  • a digital copy our newly-released novellas
  • access to our writing community
  • a print copy of each of our newly-released novellas
Works between 15,000 and 50,000 words are often considered "un-publishable" by literary magazines and agents alike. But what ever happened to the novella?

Kafka's The Metamorphosis, Shelley's Frankenstein, Conrad's Heart of Darkness, Fitzgerald's The Great Gatsby, Burgess's A Clockwork Orange, Steinbeck's Of Mice and Men, Chopin's The Awakening--- the list goes on. So why is it that much of "great" literature is in the form of novellas, yet today novellas are seen as unmarketable?

In short, publishers don't want to take risks, and novellas historically have always been risky. They straddle a line that makes them "weird" or "other," and critics claim they are "too short." But there is beauty in brevity. I see novellas as a sort of poetic novel-- with all the depth of story and none of the filler, more complex than short stories and equally as satisfying as novels.

One thing that is obvious when looking at the famous pack of novellas is their lack of author diversity, primarily because the form has died out. It is the mission of Galaxy Galloper Press to give a voice to those who write novellas and revitalize this great art form-- regardless of race, gender, class, etc. We just want more novellas in the world, more voices represented, because the current publishing industry has silenced everything that falls in a certain word range. I see the stigma against the novella as a form of oppression, silencing thousands of voices who have incredible stories to share that happen to have an uncommon word count.

Actually, I am not convinced novellas are uncommon, especially considering NaNoWriMo's target word count of 50,000 words. Most agents/publishers would turn their noses up at fiction of this length, unless it was middle grade or young adult (excluding fantasy, science fiction, etc.), because their job is to sell novels. And in the current climate, 50,000 words doesn't cut it. Some people may suggest that 50,000 words is a springboard to a longer work, but I would argue there are probably many writers who have written works that length, revised them, and are satisfied with how they are. But, given the pressures of the industry, those writers may feel obligated to pad their novellas to novel length, ultimately failing to do so, given how unnatural it feels when something shorter is working.
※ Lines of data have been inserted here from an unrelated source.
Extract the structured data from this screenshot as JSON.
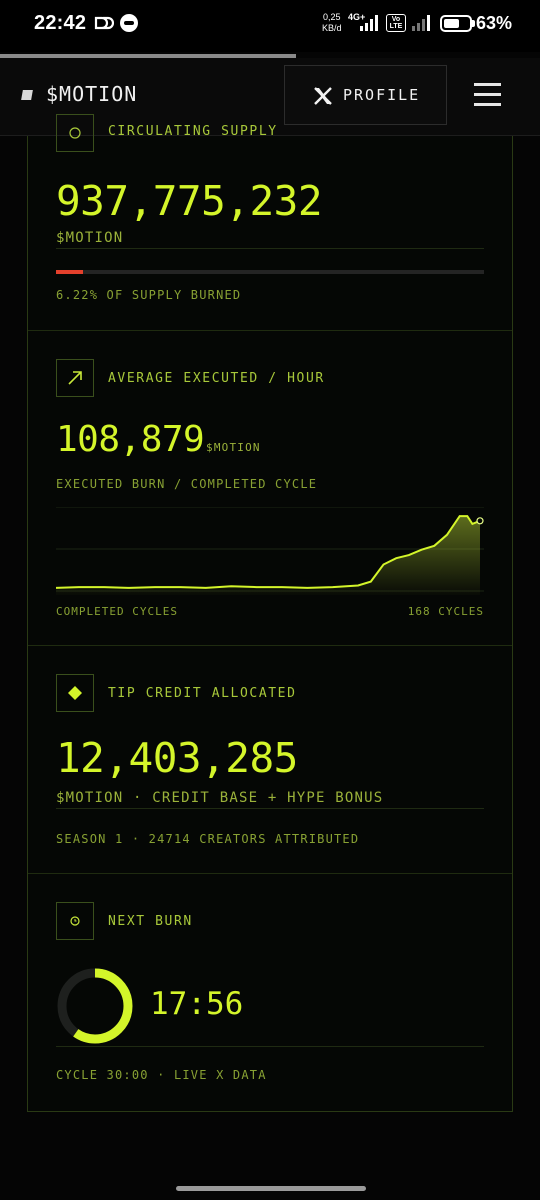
{
  "status_bar": {
    "time": "22:42",
    "speed_value": "0,25",
    "speed_unit": "KB/d",
    "network": "4G+",
    "volte": "Vo LTE",
    "battery_pct": "63%",
    "battery_level": 0.63
  },
  "header": {
    "brand": "$MOTION",
    "profile_label": "PROFILE",
    "profile_icon": "x-logo-icon",
    "menu_icon": "hamburger-menu-icon"
  },
  "supply": {
    "label": "CIRCULATING SUPPLY",
    "value": "937,775,232",
    "unit": "$MOTION",
    "burn_fraction": 0.0622,
    "burned_text": "6.22% OF SUPPLY BURNED"
  },
  "average": {
    "label": "AVERAGE EXECUTED / HOUR",
    "value": "108,879",
    "unit": "$MOTION",
    "subtitle": "EXECUTED BURN / COMPLETED CYCLE",
    "chart_left_label": "COMPLETED CYCLES",
    "chart_right_label": "168 CYCLES"
  },
  "tip": {
    "label": "TIP CREDIT ALLOCATED",
    "value": "12,403,285",
    "unit": "$MOTION · CREDIT BASE + HYPE BONUS",
    "footer": "SEASON 1 · 24714 CREATORS ATTRIBUTED"
  },
  "next_burn": {
    "label": "NEXT BURN",
    "timer": "17:56",
    "footer": "CYCLE 30:00 · LIVE X DATA",
    "remaining_fraction": 0.598
  },
  "colors": {
    "accent": "#d4f52a",
    "burn_red": "#e4402c"
  },
  "chart_data": {
    "type": "area",
    "x": [
      1,
      10,
      20,
      30,
      40,
      50,
      60,
      70,
      80,
      90,
      100,
      110,
      120,
      125,
      130,
      135,
      140,
      145,
      150,
      155,
      160,
      163,
      165,
      168
    ],
    "values": [
      4,
      5,
      5,
      4,
      5,
      5,
      4,
      6,
      5,
      5,
      4,
      5,
      7,
      12,
      34,
      42,
      46,
      53,
      58,
      72,
      96,
      96,
      86,
      90
    ],
    "xlabel": "",
    "ylabel": "",
    "ylim": [
      0,
      100
    ],
    "grid": true
  }
}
The worst thing is those works of 15,000-50,000 words, however they were crafted, will almost never breathe their stories into the literary world unless authors give them away for free. And that isn't because they cannot sell. It's because publishers are afraid they cannot sell.

After all, everything is leaning longer nowadays. Movies are often upwards of two and a half hours, many approaching three. Novels must be 60,000 words. No, 80,000! Even when reading great modern novels, I can't help but feel the urge to cut about 40,000 words of padding and unnecessary tension to hit the target word count so desired by literary agents. That's not to say everything should be novella length, but there is certainly a place for it. This odd pull between society's shortening attention span and longer works of art could serve to be counterbalanced by shorter works packed with compelling characters and themes. Novellas are a stunning, neglected art form, and we want to see them on the literary scene front and center.

If you help us get started, we won't have to do the scummy business of charging entry fees for future contests and can get more novellas out into the literary world. Thank you for your time and your support!

Recent posts by Galaxy Galloper Press

Tiers
Star Skipper
$1 or more per month

Star Skippers give a little, and it means a lot. In exchange for your thoughtful donation, you will receive:

  • a digital copy our newly-released novellas
Planet Prancer
$5 or more per month

Planet Prancers appreciate how novellas can transport us to other worlds, and for your kindness, you will receive: 

  • a digital copy of our newly-released novellas
  • access to our writing community
Galaxy Galloper
$20 or more per month

Galaxy Gallopers embark on the mission of our press with us and for your dedication, you will receive: 

  • a digital copy our newly-released novellas
  • access to our writing community
  • a print copy of each of our newly-released novellas